__What to produce__: Could you give the entries again, exactly as written?

Data excerpts

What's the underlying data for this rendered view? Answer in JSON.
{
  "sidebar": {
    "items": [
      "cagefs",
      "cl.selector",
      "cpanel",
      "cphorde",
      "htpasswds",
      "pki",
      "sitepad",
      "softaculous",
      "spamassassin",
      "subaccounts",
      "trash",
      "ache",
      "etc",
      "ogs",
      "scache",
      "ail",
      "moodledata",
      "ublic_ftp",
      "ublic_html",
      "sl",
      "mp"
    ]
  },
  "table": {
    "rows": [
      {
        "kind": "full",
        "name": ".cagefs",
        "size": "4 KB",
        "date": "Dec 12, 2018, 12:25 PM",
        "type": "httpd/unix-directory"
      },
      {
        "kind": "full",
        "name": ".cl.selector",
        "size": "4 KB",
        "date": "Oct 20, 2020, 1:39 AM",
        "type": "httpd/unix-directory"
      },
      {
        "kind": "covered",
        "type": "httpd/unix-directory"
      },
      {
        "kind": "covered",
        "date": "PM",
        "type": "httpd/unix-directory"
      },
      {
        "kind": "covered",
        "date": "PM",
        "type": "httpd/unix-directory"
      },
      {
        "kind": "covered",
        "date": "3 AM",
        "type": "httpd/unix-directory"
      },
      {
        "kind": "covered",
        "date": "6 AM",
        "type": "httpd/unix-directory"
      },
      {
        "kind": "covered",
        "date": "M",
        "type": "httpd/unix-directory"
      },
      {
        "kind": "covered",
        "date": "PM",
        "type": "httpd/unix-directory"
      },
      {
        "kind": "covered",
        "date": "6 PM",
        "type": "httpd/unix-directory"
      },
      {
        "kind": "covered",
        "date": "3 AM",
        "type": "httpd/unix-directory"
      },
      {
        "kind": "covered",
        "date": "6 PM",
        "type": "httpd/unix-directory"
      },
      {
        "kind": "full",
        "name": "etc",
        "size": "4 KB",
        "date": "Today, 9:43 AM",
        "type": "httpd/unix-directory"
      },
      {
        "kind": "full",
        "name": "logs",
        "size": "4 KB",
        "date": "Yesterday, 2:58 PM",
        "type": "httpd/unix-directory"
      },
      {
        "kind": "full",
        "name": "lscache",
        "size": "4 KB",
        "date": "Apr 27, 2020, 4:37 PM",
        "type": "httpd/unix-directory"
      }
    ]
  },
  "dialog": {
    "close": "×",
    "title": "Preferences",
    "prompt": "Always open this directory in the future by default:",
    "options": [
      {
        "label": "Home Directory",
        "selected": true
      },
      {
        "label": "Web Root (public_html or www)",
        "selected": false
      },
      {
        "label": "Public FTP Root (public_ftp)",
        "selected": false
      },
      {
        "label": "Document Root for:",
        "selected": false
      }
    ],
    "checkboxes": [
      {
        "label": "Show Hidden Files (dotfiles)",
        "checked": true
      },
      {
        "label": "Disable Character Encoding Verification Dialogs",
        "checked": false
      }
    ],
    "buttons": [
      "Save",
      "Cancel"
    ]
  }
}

__Reply__:
What's the underlying data for this rendered view? Answer in JSON.
{
  "sidebar": {
    "items": [
      "cagefs",
      "cl.selector",
      "cpanel",
      "cphorde",
      "htpasswds",
      "pki",
      "sitepad",
      "softaculous",
      "spamassassin",
      "subaccounts",
      "trash",
      "ache",
      "etc",
      "ogs",
      "scache",
      "ail",
      "moodledata",
      "ublic_ftp",
      "ublic_html",
      "sl",
      "mp"
    ]
  },
  "table": {
    "rows": [
      {
        "kind": "full",
        "name": ".cagefs",
        "size": "4 KB",
        "date": "Dec 12, 2018, 12:25 PM",
        "type": "httpd/unix-directory"
      },
      {
        "kind": "full",
        "name": ".cl.selector",
        "size": "4 KB",
        "date": "Oct 20, 2020, 1:39 AM",
        "type": "httpd/unix-directory"
      },
      {
        "kind": "covered",
        "type": "httpd/unix-directory"
      },
      {
        "kind": "covered",
        "date": "PM",
        "type": "httpd/unix-directory"
      },
      {
        "kind": "covered",
        "date": "PM",
        "type": "httpd/unix-directory"
      },
      {
        "kind": "covered",
        "date": "3 AM",
        "type": "httpd/unix-directory"
      },
      {
        "kind": "covered",
        "date": "6 AM",
        "type": "httpd/unix-directory"
      },
      {
        "kind": "covered",
        "date": "M",
        "type": "httpd/unix-directory"
      },
      {
        "kind": "covered",
        "date": "PM",
        "type": "httpd/unix-directory"
      },
      {
        "kind": "covered",
        "date": "6 PM",
        "type": "httpd/unix-directory"
      },
      {
        "kind": "covered",
        "date": "3 AM",
        "type": "httpd/unix-directory"
      },
      {
        "kind": "covered",
        "date": "6 PM",
        "type": "httpd/unix-directory"
      },
      {
        "kind": "full",
        "name": "etc",
        "size": "4 KB",
        "date": "Today, 9:43 AM",
        "type": "httpd/unix-directory"
      },
      {
        "kind": "full",
        "name": "logs",
        "size": "4 KB",
        "date": "Yesterday, 2:58 PM",
        "type": "httpd/unix-directory"
      },
      {
        "kind": "full",
        "name": "lscache",
        "size": "4 KB",
        "date": "Apr 27, 2020, 4:37 PM",
        "type": "httpd/unix-directory"
      }
    ]
  },
  "dialog": {
    "close": "×",
    "title": "Preferences",
    "prompt": "Always open this directory in the future by default:",
    "options": [
      {
        "label": "Home Directory",
        "selected": true
      },
      {
        "label": "Web Root (public_html or www)",
        "selected": false
      },
      {
        "label": "Public FTP Root (public_ftp)",
        "selected": false
      },
      {
        "label": "Document Root for:",
        "selected": false
      }
    ],
    "checkboxes": [
      {
        "label": "Show Hidden Files (dotfiles)",
        "checked": true
      },
      {
        "label": "Disable Character Encoding Verification Dialogs",
        "checked": false
      }
    ],
    "buttons": [
      "Save",
      "Cancel"
    ]
  }
}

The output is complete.